States and territory governments are being attacked for setting unrealistic renewable energy targets with the Turnbull Government wanting targets to be "harmonised".
The political storm over South Australia's blackout has intensified with the Turnbull Government attacking state and territory governments for setting ambitious renewable energy targets.
South Australia plunged into darkness last week after a ferocious storm, and Federal energy minister Josh Frydenberg has blamed the states reliance on wind power.
"It was a big experiment that failed because the lights went out," Minister Josh Frydenberg said.
A massive storm last week caused catastrophic failure to the southern states energy network, run by nearly 40 per cent wind power.
But the South Australian Government said the attacks on renewable energy are unwarranted.
"It wasn't the intermittent nature of wind energy or renewable energy that caused the system black. What it was was a system glitch, a software error in some of the wind farms," the states Energy Minister Tom Koutsantonis said.
Energy ministers from across the country met in Melbourne on Friday for an emergency COAG meeting to discuss how to better secure the nation's grid.

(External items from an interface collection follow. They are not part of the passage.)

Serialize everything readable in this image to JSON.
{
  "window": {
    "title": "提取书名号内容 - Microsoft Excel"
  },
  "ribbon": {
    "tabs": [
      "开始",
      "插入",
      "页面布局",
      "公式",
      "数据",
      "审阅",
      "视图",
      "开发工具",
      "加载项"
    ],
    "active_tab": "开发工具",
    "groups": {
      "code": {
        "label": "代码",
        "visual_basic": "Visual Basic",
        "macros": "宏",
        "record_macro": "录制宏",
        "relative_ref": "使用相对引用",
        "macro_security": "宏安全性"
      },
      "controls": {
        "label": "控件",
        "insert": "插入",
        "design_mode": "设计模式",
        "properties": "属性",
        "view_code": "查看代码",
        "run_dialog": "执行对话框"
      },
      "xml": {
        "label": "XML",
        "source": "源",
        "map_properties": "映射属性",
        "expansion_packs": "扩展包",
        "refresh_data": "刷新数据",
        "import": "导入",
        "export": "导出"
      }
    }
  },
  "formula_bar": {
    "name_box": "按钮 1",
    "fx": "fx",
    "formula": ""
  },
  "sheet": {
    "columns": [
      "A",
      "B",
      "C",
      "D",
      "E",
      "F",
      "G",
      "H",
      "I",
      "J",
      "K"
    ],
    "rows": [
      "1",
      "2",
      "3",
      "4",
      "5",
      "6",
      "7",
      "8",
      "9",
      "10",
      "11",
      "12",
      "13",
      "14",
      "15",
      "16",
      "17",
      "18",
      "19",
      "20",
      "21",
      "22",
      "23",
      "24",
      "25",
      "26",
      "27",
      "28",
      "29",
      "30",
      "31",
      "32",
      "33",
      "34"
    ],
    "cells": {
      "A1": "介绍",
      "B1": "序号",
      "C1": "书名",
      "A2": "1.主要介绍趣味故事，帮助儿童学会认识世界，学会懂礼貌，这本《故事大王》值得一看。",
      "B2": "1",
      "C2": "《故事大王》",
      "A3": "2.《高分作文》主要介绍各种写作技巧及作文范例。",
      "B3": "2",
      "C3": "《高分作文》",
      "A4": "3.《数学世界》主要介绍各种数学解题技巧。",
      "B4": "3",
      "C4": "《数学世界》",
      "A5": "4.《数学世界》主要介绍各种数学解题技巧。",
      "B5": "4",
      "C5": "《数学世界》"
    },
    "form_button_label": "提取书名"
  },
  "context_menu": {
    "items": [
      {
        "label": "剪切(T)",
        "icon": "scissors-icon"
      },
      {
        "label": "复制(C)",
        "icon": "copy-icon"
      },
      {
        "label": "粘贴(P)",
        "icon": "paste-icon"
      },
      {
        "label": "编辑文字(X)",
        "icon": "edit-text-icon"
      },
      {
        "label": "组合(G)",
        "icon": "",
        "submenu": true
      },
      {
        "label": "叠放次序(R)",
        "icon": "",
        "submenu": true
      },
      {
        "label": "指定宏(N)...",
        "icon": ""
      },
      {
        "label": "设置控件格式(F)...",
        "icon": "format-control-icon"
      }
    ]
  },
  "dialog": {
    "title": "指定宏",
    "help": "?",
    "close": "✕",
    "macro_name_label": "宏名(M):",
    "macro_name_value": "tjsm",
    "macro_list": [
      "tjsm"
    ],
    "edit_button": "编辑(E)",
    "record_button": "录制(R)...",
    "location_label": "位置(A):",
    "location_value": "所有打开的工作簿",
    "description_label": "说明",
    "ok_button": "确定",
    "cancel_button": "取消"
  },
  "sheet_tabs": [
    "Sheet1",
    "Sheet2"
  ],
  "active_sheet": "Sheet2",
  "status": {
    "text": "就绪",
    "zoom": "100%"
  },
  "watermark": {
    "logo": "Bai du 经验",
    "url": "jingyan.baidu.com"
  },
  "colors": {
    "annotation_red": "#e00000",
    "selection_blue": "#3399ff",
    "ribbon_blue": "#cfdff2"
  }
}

The Federal Government attended the meeting with a request, calling on states to back down on their renewable energy targets - which range from 40 to 100 per cent in Labor states and territories.
"We'd like to see those targets more harmonised with the Commonwealth because ultimately what we want to see is more renewable energy and lower emissions but not at the expense at the affordability of electricity," Energy Minister Frydenberg said.
Adding that state and territory emission reduction targets shouldn't jeopardise the "stability" of the country's energy system.
"I made that point to state ministers today."
But State and Territory energy ministers responded after the council meeting by slamming the Turnbull Government for its own renewable target of 23.5 per cent by 2020.
"We have a state-based target because the Federal Government under Malcolm Turnbull don't have a policy after 2020," Queensland's Energy Minister Mark Bailey said.
Victorian's Energy Minister Lily D'Ambrosie echoed those sentiments calling on the Commonwealth to show "national leadership" on the issue.
"It's really going to come down to the Federal Government demonstrating some national leadership." - Victorian Energy Minister, Lily D'Ambrosie
After a two-hour minister-only breakfast meeting it was agreed a review will be conducted, chaired by the Commonwealth's Chief Scientist Alan Finkel, aided by two others yet to be appointed.
"A preliminary report will be provided to energy ministers ahead of the COAG leaders meeting in December with a final report being concluded early next year," Minister Frydenberg said.
"Today's meeting was a real breakthrough." - Energy Minister Josh Frydenberg
Professor Ken Baldwin from the ANU's Energy Change Institute said South Australia's recent extreme weather caused transmission lines to fall over and renewable energy didn't play a part, however, he did welcome the review.
"We now have a new set of imperatives that mean we have to address all the issues surrounding climate change and the security of the grid in terms of more extreme climactic events," he said.